■ Problem description
Compute how many lines in the data below hold the word "avatar", then report that number with nothing else.

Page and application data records
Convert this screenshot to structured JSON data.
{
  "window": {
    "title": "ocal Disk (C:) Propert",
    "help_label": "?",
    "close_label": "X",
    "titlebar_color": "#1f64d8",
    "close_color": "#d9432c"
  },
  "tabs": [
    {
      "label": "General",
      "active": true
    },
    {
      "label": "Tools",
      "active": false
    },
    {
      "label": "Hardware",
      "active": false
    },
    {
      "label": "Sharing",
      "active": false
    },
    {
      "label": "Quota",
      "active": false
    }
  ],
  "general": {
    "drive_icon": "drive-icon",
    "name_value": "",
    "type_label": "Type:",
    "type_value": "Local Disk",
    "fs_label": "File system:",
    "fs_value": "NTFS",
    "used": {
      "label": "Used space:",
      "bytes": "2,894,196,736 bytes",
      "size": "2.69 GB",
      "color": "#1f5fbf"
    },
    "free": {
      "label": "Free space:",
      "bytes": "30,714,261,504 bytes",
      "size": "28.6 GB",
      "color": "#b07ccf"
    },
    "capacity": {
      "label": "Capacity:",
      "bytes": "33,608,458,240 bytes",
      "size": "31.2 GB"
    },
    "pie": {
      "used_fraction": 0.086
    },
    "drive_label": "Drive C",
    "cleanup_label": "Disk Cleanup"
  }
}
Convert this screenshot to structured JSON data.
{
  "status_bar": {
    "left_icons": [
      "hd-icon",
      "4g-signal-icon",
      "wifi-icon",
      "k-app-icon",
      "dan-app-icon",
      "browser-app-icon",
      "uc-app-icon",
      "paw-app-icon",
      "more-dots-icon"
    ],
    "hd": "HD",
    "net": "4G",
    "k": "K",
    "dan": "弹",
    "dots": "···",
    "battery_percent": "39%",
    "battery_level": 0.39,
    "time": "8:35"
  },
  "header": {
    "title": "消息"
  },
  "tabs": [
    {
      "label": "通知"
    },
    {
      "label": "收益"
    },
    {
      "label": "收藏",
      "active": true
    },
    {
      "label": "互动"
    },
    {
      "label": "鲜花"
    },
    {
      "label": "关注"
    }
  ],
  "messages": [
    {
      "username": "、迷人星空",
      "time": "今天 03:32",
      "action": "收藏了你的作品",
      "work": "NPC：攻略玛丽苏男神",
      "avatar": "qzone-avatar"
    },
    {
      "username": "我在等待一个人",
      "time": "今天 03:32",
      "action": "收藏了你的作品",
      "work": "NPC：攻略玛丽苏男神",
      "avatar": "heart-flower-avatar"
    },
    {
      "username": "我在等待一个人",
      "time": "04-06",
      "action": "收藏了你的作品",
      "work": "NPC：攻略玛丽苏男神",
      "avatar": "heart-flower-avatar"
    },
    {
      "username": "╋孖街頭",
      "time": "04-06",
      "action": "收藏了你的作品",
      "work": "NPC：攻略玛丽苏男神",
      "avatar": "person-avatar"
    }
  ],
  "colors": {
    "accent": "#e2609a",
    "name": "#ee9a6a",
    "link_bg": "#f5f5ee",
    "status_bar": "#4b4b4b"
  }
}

■ Response box
4